__EXERCISE OBJECTIVE__: Each record must reappear in the answer exactly as it is written.

__THE DATA__:
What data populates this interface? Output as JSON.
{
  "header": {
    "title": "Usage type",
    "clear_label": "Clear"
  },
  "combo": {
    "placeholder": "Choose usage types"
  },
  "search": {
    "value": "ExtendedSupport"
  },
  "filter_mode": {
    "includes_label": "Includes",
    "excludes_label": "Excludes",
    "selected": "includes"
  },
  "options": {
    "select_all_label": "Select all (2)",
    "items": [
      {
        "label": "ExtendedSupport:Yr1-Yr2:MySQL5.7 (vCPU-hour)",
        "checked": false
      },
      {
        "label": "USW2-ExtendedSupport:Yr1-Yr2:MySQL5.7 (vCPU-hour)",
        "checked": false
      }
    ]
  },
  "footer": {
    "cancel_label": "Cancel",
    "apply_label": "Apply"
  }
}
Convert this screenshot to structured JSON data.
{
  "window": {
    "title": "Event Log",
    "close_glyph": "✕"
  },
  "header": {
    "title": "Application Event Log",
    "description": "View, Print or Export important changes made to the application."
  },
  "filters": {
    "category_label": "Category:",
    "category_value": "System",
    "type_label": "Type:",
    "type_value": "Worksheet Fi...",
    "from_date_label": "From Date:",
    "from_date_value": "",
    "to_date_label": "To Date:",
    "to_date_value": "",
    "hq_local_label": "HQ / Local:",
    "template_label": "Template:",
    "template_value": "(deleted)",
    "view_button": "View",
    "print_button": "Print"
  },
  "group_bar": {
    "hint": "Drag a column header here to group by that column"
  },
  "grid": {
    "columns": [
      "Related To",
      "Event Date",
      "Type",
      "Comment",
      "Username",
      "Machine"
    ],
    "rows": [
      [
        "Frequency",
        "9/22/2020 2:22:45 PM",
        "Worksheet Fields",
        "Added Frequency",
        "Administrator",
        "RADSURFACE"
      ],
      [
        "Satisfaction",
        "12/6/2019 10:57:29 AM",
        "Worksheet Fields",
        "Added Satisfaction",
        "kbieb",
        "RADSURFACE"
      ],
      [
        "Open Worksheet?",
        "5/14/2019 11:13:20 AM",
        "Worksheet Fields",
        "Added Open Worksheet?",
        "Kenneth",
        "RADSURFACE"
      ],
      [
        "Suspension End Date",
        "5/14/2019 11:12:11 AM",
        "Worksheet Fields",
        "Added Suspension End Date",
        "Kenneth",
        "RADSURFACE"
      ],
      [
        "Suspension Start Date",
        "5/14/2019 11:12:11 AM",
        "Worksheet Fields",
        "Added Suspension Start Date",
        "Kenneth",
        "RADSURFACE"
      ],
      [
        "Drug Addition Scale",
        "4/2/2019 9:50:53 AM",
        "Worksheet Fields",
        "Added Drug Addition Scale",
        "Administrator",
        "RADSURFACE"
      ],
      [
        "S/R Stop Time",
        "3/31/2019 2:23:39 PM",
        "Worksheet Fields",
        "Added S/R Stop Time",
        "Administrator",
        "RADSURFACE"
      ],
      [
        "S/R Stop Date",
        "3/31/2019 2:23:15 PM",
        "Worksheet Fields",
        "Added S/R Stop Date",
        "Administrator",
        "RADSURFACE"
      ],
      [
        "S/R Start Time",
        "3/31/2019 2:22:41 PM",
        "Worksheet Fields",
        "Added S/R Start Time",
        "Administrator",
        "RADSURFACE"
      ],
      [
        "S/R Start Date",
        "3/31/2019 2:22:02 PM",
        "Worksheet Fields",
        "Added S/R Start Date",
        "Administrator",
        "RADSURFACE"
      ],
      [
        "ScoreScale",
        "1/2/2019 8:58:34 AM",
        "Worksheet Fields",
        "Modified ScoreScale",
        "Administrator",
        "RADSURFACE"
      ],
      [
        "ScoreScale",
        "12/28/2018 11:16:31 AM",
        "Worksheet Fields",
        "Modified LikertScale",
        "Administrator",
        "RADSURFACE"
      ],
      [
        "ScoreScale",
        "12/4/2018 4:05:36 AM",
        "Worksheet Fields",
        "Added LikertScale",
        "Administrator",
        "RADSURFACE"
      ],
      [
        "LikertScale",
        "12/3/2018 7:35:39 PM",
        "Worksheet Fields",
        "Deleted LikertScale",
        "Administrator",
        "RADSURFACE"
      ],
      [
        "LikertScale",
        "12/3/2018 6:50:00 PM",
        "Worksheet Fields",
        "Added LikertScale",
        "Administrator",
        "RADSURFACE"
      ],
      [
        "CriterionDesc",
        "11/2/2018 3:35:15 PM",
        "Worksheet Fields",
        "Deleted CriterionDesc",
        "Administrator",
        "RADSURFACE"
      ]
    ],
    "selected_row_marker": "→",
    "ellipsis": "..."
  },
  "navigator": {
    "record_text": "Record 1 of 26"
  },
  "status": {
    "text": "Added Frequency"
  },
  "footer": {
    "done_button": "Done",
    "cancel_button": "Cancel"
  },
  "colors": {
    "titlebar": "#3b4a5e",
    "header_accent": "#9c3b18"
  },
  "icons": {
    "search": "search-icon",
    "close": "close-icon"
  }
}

__TASK RESULT__:
What data populates this interface? Output as JSON.
{
  "header": {
    "title": "Usage type",
    "clear_label": "Clear"
  },
  "combo": {
    "placeholder": "Choose usage types"
  },
  "search": {
    "value": "ExtendedSupport"
  },
  "filter_mode": {
    "includes_label": "Includes",
    "excludes_label": "Excludes",
    "selected": "includes"
  },
  "options": {
    "select_all_label": "Select all (2)",
    "items": [
      {
        "label": "ExtendedSupport:Yr1-Yr2:MySQL5.7 (vCPU-hour)",
        "checked": false
      },
      {
        "label": "USW2-ExtendedSupport:Yr1-Yr2:MySQL5.7 (vCPU-hour)",
        "checked": false
      }
    ]
  },
  "footer": {
    "cancel_label": "Cancel",
    "apply_label": "Apply"
  }
}
Convert this screenshot to structured JSON data.
{
  "window": {
    "title": "Event Log",
    "close_glyph": "✕"
  },
  "header": {
    "title": "Application Event Log",
    "description": "View, Print or Export important changes made to the application."
  },
  "filters": {
    "category_label": "Category:",
    "category_value": "System",
    "type_label": "Type:",
    "type_value": "Worksheet Fi...",
    "from_date_label": "From Date:",
    "from_date_value": "",
    "to_date_label": "To Date:",
    "to_date_value": "",
    "hq_local_label": "HQ / Local:",
    "template_label": "Template:",
    "template_value": "(deleted)",
    "view_button": "View",
    "print_button": "Print"
  },
  "group_bar": {
    "hint": "Drag a column header here to group by that column"
  },
  "grid": {
    "columns": [
      "Related To",
      "Event Date",
      "Type",
      "Comment",
      "Username",
      "Machine"
    ],
    "rows": [
      [
        "Frequency",
        "9/22/2020 2:22:45 PM",
        "Worksheet Fields",
        "Added Frequency",
        "Administrator",
        "RADSURFACE"
      ],
      [
        "Satisfaction",
        "12/6/2019 10:57:29 AM",
        "Worksheet Fields",
        "Added Satisfaction",
        "kbieb",
        "RADSURFACE"
      ],
      [
        "Open Worksheet?",
        "5/14/2019 11:13:20 AM",
        "Worksheet Fields",
        "Added Open Worksheet?",
        "Kenneth",
        "RADSURFACE"
      ],
      [
        "Suspension End Date",
        "5/14/2019 11:12:11 AM",
        "Worksheet Fields",
        "Added Suspension End Date",
        "Kenneth",
        "RADSURFACE"
      ],
      [
        "Suspension Start Date",
        "5/14/2019 11:12:11 AM",
        "Worksheet Fields",
        "Added Suspension Start Date",
        "Kenneth",
        "RADSURFACE"
      ],
      [
        "Drug Addition Scale",
        "4/2/2019 9:50:53 AM",
        "Worksheet Fields",
        "Added Drug Addition Scale",
        "Administrator",
        "RADSURFACE"
      ],
      [
        "S/R Stop Time",
        "3/31/2019 2:23:39 PM",
        "Worksheet Fields",
        "Added S/R Stop Time",
        "Administrator",
        "RADSURFACE"
      ],
      [
        "S/R Stop Date",
        "3/31/2019 2:23:15 PM",
        "Worksheet Fields",
        "Added S/R Stop Date",
        "Administrator",
        "RADSURFACE"
      ],
      [
        "S/R Start Time",
        "3/31/2019 2:22:41 PM",
        "Worksheet Fields",
        "Added S/R Start Time",
        "Administrator",
        "RADSURFACE"
      ],
      [
        "S/R Start Date",
        "3/31/2019 2:22:02 PM",
        "Worksheet Fields",
        "Added S/R Start Date",
        "Administrator",
        "RADSURFACE"
      ],
      [
        "ScoreScale",
        "1/2/2019 8:58:34 AM",
        "Worksheet Fields",
        "Modified ScoreScale",
        "Administrator",
        "RADSURFACE"
      ],
      [
        "ScoreScale",
        "12/28/2018 11:16:31 AM",
        "Worksheet Fields",
        "Modified LikertScale",
        "Administrator",
        "RADSURFACE"
      ],
      [
        "ScoreScale",
        "12/4/2018 4:05:36 AM",
        "Worksheet Fields",
        "Added LikertScale",
        "Administrator",
        "RADSURFACE"
      ],
      [
        "LikertScale",
        "12/3/2018 7:35:39 PM",
        "Worksheet Fields",
        "Deleted LikertScale",
        "Administrator",
        "RADSURFACE"
      ],
      [
        "LikertScale",
        "12/3/2018 6:50:00 PM",
        "Worksheet Fields",
        "Added LikertScale",
        "Administrator",
        "RADSURFACE"
      ],
      [
        "CriterionDesc",
        "11/2/2018 3:35:15 PM",
        "Worksheet Fields",
        "Deleted CriterionDesc",
        "Administrator",
        "RADSURFACE"
      ]
    ],
    "selected_row_marker": "→",
    "ellipsis": "..."
  },
  "navigator": {
    "record_text": "Record 1 of 26"
  },
  "status": {
    "text": "Added Frequency"
  },
  "footer": {
    "done_button": "Done",
    "cancel_button": "Cancel"
  },
  "colors": {
    "titlebar": "#3b4a5e",
    "header_accent": "#9c3b18"
  },
  "icons": {
    "search": "search-icon",
    "close": "close-icon"
  }
}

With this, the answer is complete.